▶ **WHAT IS BEING ASKED**: Return each line of the entries that mentions the word "mensual".
- - -
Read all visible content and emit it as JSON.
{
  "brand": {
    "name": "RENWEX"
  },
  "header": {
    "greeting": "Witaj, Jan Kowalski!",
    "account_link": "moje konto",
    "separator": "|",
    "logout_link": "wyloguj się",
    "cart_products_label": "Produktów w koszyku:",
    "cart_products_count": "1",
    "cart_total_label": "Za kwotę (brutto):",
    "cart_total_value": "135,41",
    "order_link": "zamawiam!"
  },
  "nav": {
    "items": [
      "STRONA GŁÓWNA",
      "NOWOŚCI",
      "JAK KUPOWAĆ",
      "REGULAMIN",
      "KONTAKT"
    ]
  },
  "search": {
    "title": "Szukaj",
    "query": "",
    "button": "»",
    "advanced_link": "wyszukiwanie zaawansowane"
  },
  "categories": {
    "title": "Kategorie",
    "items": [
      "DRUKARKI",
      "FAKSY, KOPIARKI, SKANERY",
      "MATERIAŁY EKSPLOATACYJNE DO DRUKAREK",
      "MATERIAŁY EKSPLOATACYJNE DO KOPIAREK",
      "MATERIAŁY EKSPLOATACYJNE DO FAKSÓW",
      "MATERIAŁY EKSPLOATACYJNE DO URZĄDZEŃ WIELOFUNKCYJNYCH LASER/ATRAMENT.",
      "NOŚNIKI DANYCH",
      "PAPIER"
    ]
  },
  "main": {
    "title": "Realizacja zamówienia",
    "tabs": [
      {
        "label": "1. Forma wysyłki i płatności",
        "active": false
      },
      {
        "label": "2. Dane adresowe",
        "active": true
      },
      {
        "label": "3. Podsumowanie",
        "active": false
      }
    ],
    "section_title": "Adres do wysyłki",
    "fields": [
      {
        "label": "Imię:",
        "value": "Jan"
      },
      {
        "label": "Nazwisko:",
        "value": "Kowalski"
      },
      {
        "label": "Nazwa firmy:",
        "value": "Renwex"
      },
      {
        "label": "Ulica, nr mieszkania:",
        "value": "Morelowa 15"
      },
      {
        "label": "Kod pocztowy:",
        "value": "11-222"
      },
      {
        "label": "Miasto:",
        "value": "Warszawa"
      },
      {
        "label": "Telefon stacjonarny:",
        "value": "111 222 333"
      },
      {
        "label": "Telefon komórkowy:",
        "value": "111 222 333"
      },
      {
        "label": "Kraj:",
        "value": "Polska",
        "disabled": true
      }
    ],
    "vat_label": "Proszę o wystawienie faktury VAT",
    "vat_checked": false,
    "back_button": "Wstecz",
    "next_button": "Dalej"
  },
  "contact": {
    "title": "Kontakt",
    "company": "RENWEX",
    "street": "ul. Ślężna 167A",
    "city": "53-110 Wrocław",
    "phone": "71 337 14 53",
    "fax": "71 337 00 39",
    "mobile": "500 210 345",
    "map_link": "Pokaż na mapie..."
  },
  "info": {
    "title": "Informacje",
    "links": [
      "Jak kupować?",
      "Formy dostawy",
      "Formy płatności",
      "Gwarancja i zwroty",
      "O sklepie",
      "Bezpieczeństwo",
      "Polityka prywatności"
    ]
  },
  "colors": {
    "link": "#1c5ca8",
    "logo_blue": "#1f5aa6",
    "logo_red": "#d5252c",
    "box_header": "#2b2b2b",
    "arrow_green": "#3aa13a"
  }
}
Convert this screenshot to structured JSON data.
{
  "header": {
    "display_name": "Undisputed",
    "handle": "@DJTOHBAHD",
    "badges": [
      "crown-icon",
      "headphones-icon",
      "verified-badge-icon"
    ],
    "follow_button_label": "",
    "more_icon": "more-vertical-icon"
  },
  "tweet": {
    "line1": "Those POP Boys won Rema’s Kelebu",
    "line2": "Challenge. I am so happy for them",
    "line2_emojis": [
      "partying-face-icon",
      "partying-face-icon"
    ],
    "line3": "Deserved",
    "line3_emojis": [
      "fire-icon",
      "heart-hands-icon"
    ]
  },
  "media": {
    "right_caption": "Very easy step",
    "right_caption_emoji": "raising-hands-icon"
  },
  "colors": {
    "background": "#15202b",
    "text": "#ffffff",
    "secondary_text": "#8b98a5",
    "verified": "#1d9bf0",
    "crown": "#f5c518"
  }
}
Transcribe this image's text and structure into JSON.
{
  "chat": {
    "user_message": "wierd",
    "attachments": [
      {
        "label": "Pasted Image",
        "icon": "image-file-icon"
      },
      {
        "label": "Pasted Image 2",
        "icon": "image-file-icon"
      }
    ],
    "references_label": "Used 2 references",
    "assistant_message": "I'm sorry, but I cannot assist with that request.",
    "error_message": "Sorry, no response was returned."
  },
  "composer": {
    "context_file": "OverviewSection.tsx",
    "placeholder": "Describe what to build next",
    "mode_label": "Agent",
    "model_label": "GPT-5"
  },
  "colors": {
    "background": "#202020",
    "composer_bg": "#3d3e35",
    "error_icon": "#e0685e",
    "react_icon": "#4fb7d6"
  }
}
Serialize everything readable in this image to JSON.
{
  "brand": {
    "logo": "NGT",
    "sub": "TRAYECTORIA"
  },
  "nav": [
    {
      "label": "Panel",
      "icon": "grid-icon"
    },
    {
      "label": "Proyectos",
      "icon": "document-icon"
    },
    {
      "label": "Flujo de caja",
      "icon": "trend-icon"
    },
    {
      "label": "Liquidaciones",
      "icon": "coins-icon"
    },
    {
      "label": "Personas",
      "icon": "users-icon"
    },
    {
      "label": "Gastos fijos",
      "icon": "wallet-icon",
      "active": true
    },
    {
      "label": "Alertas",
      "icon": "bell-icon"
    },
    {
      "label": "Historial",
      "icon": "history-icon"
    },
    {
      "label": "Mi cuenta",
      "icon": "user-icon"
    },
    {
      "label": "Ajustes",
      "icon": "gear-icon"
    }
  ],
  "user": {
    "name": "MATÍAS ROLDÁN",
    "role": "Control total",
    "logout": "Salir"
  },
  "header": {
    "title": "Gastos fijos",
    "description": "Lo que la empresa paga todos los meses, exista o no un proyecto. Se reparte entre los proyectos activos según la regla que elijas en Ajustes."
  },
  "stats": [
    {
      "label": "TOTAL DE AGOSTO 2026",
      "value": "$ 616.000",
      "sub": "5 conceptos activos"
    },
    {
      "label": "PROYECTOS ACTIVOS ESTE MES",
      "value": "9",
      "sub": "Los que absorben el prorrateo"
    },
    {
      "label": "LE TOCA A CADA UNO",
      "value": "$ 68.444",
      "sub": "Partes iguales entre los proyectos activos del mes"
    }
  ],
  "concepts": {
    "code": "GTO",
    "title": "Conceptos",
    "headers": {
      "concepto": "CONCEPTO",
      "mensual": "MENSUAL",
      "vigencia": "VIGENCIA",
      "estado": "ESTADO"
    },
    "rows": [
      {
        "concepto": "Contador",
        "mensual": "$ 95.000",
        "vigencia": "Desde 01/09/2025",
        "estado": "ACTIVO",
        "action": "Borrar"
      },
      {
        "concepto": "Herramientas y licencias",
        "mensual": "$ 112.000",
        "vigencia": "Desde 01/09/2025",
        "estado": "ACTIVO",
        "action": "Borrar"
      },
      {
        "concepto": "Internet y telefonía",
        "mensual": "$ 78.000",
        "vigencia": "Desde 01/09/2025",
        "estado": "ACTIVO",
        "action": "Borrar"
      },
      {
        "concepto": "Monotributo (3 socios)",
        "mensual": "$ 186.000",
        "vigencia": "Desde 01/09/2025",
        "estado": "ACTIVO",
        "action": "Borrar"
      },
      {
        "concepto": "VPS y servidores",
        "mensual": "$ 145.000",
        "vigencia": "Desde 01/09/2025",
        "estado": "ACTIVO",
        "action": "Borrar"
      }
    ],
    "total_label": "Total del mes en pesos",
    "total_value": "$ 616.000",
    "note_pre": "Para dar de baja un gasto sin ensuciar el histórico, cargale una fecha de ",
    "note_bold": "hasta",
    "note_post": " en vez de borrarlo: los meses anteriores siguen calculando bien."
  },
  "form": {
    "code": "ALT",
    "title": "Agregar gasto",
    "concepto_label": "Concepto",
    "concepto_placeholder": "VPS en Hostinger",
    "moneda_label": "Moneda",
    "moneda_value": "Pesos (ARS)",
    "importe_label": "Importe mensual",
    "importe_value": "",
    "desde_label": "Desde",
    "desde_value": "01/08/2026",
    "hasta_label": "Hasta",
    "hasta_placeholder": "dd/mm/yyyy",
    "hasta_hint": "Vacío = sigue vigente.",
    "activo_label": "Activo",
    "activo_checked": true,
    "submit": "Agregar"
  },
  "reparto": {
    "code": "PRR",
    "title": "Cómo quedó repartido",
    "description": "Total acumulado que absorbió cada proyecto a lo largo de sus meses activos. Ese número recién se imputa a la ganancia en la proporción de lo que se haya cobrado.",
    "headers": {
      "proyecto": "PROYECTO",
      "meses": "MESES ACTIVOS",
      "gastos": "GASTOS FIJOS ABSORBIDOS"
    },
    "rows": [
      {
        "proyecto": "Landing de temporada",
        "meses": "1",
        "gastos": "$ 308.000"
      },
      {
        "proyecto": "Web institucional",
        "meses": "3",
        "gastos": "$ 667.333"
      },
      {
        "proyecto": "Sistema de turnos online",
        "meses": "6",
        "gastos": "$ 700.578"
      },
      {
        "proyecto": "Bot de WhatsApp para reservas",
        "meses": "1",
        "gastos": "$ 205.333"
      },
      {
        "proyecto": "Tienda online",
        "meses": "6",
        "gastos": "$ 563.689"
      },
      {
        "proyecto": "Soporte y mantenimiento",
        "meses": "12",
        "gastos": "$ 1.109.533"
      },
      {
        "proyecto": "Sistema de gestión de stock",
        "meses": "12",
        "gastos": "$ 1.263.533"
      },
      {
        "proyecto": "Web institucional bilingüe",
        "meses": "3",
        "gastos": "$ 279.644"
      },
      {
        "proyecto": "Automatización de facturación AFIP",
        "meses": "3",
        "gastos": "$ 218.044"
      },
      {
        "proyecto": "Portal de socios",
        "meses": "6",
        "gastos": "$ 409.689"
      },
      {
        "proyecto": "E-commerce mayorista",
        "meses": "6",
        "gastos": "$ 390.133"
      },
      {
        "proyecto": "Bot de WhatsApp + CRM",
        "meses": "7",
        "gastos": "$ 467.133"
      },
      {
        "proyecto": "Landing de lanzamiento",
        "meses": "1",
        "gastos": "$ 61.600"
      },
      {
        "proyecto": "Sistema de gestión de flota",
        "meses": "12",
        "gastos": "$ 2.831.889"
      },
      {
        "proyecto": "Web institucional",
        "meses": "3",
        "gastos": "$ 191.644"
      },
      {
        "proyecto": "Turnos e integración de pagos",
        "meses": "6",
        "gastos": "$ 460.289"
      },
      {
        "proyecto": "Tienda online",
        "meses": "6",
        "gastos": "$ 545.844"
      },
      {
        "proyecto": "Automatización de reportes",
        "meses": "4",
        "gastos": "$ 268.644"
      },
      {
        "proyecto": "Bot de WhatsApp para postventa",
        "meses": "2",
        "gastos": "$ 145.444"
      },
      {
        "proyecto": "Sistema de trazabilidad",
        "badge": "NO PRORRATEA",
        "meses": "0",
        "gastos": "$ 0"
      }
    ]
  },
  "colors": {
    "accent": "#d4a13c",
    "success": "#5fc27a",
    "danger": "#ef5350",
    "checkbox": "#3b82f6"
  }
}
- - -
▶ **ANSWER**:
      "mensual": "MENSUAL",
        "mensual": "$ 95.000",
        "mensual": "$ 112.000",
        "mensual": "$ 78.000",
        "mensual": "$ 186.000",
        "mensual": "$ 145.000",
    "importe_label": "Importe mensual",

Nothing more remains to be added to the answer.